In breast malignancies, carcinoma cells are likely to receive autonomous stimulatory signals through both autocrine and paracrine mechanisms which could influence processes such as cell proliferation, polarization, and directional motility. The observed effect of the RICH Rho-GAP domain on N-WASP-Cdc42 complex formation suggests that by modulating the activities of Rho GTPase-activating proteins, one may be able to target the Rho-GTPase-dependent cell protrusion via downstream targets such as N-WASP in these cancer cells. Interestingly, aberrant expression levels of p190-B, a Rho-GAP that stimulates the intrinsic GTPase activities of Rho, Cdc42, and Rac, have been associated with a subset of mammary tumors that appear to be less well differentiated and potentially more aggressive (8). However, in our experiments where a cytosolic Cdc42 Rho-GAP was expressed, only a partial reduction in N-WASP-Cdc42 complex formation was obtained, with some residual FRET species detectable in vesicular structures within cell ruffles. In the therapeutic context, the engineering of a Cdc42 Rho-GAP with membrane-localizing property, such as that found in β2-chimerins (31), may greatly improve the pharmacological targeting of metastatic cancer cells.
This study was supported by the United Kingdom Medical Research Council (in the form of a Clinician Scientist Grant awarded to T. Ng). We acknowledge financial support by the Research Councils UK Basic Technology Programme. L. M. Machesky is supported by an MRC Senior Research Fellowship. We also acknowledge financial support by Cancer Research UK (programme grant C133/A1812, B. Vojnovic). M. Peter is a recipient of a Human Frontier Science Program Long-Term Fellowship.
We are grateful to P. Aspenström for his kind gift of a RICH Rho-GAP domain construct. We thank J. Downward for contributing the HA-tagged Cdc42 constructs. We are grateful to P. Barber and R. Locke for technical expertise.

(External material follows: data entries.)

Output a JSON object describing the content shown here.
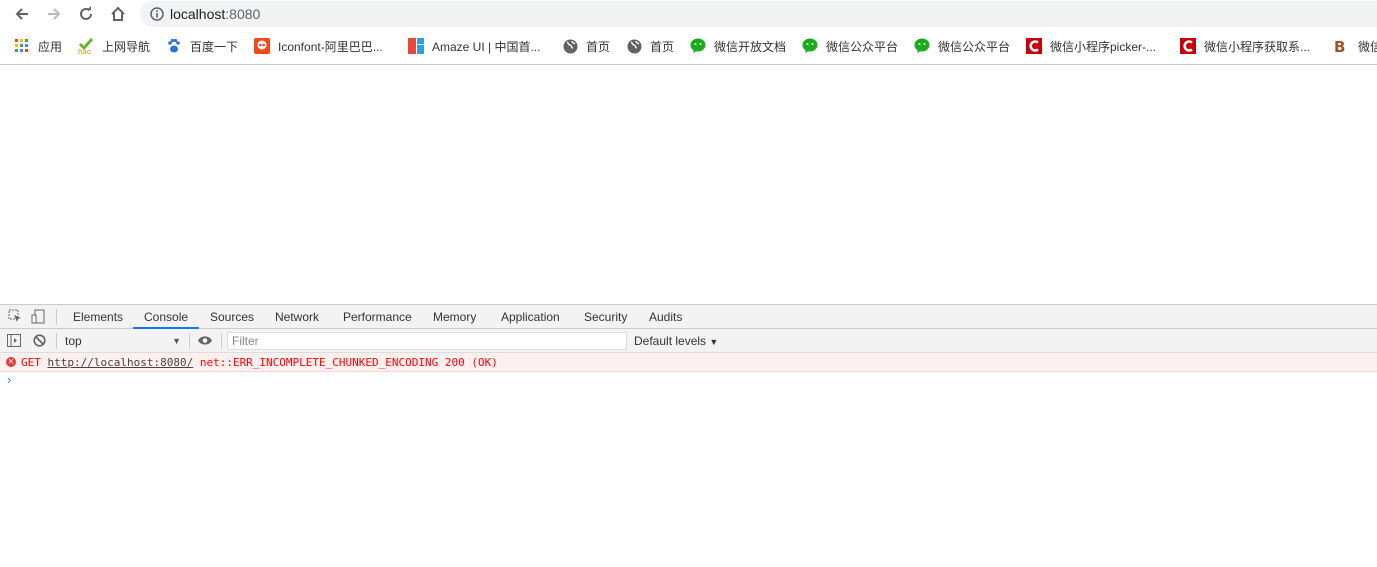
{
  "browser": {
    "url_host": "localhost",
    "url_port": ":8080",
    "bookmarks": [
      {
        "label": "应用",
        "icon": "apps-grid-icon"
      },
      {
        "label": "上网导航",
        "icon": "hao-icon"
      },
      {
        "label": "百度一下",
        "icon": "baidu-paw-icon"
      },
      {
        "label": "Iconfont-阿里巴巴...",
        "icon": "iconfont-icon"
      },
      {
        "label": "Amaze UI | 中国首...",
        "icon": "amaze-icon"
      },
      {
        "label": "首页",
        "icon": "globe-icon"
      },
      {
        "label": "首页",
        "icon": "globe-icon"
      },
      {
        "label": "微信开放文档",
        "icon": "wechat-icon"
      },
      {
        "label": "微信公众平台",
        "icon": "wechat-icon"
      },
      {
        "label": "微信公众平台",
        "icon": "wechat-icon"
      },
      {
        "label": "微信小程序picker-...",
        "icon": "csdn-icon"
      },
      {
        "label": "微信小程序获取系...",
        "icon": "csdn-icon"
      },
      {
        "label": "微信",
        "icon": "b-icon"
      }
    ]
  },
  "devtools": {
    "tabs": [
      "Elements",
      "Console",
      "Sources",
      "Network",
      "Performance",
      "Memory",
      "Application",
      "Security",
      "Audits"
    ],
    "active_tab": "Console",
    "context": "top",
    "filter_placeholder": "Filter",
    "levels": "Default levels",
    "error": {
      "method": "GET",
      "url": "http://localhost:8080/",
      "message": "net::ERR_INCOMPLETE_CHUNKED_ENCODING 200 (OK)"
    },
    "prompt": "›"
  },
  "colors": {
    "error": "#ff0000",
    "accent": "#1a73e8",
    "wechat": "#1aad19",
    "csdn": "#c9000a"
  }
}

†Supplemental material for this article may be found at http://mcb.asm.org/.